Data:
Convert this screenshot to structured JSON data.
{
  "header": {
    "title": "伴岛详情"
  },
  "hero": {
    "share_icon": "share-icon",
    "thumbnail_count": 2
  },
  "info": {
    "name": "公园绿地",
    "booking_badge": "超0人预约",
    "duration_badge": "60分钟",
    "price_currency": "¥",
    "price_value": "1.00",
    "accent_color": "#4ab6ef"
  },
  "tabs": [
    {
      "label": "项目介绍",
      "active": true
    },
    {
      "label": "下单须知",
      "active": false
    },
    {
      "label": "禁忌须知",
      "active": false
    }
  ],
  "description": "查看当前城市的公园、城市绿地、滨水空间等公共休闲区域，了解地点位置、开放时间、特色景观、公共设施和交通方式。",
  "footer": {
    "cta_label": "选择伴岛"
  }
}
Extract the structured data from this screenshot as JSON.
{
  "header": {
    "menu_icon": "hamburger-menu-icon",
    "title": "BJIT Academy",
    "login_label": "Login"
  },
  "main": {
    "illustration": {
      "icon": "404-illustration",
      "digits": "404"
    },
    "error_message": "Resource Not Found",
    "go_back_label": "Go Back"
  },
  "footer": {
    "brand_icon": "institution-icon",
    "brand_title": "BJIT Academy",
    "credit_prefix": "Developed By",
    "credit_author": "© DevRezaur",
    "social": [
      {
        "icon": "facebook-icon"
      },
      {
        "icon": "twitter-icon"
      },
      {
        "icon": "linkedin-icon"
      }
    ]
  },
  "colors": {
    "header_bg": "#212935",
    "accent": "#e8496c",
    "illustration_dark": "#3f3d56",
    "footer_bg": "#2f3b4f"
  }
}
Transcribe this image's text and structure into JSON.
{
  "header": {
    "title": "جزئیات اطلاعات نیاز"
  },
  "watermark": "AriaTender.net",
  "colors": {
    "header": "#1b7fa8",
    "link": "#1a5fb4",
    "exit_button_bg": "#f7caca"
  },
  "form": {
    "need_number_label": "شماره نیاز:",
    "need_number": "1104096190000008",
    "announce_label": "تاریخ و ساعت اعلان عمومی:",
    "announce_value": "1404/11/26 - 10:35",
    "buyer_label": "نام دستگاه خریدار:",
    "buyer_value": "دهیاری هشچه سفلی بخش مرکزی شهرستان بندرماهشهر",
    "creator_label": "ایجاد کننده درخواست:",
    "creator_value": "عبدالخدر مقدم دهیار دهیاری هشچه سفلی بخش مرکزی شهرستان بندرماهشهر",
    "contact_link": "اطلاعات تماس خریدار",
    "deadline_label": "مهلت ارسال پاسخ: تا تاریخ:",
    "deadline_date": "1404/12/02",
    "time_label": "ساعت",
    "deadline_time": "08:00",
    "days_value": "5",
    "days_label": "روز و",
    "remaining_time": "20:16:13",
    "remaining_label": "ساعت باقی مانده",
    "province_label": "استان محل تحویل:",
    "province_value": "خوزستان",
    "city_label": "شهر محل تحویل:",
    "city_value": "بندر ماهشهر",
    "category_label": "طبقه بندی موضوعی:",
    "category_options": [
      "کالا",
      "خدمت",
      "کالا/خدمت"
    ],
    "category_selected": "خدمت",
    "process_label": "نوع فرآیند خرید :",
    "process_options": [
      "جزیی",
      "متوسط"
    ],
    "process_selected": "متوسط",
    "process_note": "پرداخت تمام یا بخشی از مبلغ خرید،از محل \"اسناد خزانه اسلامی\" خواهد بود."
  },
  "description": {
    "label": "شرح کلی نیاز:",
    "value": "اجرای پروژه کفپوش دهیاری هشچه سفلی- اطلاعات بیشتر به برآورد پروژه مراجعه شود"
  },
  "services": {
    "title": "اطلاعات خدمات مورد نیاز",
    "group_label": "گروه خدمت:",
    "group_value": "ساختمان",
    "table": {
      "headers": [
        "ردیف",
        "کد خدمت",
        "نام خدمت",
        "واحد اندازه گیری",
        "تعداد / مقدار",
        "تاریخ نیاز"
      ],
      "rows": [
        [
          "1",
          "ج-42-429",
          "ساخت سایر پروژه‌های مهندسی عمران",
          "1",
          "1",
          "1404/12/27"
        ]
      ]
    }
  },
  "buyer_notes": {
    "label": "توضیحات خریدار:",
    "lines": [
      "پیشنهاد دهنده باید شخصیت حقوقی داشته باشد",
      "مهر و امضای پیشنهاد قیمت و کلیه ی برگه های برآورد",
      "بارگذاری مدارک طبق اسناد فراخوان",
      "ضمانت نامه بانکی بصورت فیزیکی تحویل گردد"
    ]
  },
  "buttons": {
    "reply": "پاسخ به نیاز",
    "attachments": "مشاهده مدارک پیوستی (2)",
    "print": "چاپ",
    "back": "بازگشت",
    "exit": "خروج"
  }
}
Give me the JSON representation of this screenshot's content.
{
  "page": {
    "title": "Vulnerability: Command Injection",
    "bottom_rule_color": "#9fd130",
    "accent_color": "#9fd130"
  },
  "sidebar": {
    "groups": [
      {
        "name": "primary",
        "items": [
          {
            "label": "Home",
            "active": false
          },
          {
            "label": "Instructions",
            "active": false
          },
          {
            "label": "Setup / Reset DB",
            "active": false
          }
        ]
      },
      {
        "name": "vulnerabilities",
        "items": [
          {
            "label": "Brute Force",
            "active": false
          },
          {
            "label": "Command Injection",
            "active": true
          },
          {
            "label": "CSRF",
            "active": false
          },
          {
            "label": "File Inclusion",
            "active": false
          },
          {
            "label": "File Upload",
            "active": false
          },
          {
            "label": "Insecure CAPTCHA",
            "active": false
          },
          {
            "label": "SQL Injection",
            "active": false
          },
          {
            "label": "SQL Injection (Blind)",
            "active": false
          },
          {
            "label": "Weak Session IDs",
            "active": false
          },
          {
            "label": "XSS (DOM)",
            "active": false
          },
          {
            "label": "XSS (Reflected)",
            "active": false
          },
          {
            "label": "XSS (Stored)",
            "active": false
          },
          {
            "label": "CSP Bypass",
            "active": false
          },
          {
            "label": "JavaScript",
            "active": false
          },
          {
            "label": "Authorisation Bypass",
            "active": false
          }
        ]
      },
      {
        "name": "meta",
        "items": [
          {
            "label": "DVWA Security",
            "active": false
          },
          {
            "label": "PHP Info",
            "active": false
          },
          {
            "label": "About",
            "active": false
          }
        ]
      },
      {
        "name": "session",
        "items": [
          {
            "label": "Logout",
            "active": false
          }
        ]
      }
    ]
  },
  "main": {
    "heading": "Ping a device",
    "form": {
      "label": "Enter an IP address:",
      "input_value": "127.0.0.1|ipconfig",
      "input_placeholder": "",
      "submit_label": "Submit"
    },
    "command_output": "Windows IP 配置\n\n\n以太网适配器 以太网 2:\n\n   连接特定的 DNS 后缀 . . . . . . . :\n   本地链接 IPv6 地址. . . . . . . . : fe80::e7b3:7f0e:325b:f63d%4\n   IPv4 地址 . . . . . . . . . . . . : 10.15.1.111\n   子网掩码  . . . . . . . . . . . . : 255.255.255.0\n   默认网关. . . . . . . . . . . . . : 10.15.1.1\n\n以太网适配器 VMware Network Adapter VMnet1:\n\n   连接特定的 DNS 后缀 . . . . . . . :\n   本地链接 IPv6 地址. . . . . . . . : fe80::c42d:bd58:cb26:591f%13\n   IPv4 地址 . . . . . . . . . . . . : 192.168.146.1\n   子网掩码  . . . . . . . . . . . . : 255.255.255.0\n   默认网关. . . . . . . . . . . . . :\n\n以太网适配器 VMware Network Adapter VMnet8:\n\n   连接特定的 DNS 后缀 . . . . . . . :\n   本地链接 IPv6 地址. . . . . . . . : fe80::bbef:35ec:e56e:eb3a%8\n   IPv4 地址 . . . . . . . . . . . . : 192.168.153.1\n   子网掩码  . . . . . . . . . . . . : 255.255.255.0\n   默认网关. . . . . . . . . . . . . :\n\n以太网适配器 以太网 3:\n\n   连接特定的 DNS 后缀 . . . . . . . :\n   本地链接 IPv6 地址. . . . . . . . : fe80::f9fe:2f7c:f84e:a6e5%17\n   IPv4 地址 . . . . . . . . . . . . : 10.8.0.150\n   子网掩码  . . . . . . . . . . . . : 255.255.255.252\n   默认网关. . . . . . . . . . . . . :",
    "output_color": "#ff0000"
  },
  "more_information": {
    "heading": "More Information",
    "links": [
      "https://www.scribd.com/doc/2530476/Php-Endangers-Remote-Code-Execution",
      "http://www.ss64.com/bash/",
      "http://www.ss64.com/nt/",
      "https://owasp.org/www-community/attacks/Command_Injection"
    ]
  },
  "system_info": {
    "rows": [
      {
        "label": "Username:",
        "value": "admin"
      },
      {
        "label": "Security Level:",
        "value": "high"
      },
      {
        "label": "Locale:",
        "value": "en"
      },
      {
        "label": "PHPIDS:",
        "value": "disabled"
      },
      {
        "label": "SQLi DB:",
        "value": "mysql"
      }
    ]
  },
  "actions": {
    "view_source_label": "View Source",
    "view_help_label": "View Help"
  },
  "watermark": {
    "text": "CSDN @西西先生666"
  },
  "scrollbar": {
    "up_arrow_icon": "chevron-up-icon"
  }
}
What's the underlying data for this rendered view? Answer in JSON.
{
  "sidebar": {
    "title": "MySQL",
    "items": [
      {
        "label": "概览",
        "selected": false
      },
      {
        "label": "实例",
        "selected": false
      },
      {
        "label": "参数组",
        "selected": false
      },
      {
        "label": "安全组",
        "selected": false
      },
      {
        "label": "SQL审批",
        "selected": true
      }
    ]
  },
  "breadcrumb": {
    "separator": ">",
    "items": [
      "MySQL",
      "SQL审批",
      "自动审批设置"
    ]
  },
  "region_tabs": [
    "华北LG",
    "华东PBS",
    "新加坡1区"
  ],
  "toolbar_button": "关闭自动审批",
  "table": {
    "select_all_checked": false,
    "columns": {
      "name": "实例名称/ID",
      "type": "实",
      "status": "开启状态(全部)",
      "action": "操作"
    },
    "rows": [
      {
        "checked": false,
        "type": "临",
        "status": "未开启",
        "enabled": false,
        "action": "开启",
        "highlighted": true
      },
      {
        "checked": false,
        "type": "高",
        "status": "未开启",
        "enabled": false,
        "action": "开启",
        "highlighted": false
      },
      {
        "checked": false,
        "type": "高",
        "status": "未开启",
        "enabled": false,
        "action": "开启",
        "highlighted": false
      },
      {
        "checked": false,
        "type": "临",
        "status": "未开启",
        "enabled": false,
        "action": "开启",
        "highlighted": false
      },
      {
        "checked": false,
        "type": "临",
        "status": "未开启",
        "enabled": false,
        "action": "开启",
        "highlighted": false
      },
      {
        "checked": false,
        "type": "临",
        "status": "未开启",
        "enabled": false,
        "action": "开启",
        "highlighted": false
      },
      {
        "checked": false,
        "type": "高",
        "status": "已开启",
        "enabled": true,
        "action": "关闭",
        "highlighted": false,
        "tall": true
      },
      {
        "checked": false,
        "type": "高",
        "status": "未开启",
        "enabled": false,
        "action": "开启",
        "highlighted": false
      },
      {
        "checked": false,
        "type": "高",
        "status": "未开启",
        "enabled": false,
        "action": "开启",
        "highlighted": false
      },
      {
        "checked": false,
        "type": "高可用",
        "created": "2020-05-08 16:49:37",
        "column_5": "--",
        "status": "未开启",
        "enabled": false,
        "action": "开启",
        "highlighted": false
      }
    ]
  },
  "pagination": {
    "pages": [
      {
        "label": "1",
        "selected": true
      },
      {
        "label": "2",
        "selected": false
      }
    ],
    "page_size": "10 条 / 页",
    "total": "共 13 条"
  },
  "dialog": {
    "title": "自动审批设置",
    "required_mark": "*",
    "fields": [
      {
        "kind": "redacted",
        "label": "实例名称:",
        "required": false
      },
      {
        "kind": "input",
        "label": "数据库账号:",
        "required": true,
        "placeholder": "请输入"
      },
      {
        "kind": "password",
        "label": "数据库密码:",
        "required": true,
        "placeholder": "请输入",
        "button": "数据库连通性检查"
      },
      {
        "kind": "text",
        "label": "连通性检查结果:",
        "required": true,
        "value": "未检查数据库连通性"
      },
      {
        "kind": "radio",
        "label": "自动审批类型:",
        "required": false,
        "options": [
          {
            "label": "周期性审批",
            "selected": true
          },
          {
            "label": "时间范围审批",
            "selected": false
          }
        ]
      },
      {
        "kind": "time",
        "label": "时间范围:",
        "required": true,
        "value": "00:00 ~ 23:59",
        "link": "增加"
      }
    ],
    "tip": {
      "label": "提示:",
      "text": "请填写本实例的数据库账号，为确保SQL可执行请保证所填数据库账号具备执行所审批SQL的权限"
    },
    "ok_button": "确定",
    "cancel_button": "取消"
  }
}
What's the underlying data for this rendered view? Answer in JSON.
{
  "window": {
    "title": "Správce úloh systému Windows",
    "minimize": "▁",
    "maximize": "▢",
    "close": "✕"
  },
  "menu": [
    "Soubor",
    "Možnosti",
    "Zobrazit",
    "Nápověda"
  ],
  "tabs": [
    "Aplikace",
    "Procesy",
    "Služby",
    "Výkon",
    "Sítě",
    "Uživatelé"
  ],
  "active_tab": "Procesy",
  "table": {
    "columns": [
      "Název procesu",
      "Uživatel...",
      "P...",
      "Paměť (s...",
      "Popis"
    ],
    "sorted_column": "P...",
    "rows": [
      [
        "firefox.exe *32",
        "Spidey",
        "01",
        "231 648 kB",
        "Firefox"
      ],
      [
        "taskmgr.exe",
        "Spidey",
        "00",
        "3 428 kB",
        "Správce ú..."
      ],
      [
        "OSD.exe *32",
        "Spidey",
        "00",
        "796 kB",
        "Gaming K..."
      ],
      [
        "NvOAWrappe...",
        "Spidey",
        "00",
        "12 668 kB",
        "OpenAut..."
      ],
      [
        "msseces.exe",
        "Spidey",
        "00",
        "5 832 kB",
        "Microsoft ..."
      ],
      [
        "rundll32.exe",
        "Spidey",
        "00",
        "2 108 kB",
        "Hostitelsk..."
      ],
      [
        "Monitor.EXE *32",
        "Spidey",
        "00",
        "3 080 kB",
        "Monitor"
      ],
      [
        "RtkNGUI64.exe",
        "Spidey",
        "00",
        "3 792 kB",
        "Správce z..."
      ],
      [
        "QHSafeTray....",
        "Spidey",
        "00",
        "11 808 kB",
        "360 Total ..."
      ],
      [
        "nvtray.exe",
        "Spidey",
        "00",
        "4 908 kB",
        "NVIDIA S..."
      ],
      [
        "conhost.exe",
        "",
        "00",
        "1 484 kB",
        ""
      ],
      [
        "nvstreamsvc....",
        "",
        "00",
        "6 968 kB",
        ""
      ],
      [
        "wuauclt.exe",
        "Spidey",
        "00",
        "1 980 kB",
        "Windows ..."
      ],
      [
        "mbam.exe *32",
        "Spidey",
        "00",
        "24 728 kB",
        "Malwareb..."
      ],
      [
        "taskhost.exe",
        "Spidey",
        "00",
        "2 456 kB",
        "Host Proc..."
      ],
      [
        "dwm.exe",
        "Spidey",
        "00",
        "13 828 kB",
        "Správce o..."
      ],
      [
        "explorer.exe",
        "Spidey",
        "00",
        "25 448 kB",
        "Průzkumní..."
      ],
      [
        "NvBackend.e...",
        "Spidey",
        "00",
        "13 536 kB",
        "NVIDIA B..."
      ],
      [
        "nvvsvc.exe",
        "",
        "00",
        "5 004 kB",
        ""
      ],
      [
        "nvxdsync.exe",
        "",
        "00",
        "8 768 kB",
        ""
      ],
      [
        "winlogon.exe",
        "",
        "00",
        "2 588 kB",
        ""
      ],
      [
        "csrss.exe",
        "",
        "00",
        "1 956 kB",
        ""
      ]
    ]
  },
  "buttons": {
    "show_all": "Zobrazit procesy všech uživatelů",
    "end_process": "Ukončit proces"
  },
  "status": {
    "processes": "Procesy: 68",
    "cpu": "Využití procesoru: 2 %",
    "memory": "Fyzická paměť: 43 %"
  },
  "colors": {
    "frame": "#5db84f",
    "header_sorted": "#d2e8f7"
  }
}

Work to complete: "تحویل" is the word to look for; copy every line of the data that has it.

Written answer:
    "province_label": "استان محل تحویل:",
    "city_label": "شهر محل تحویل:",
      "ضمانت نامه بانکی بصورت فیزیکی تحویل گردد"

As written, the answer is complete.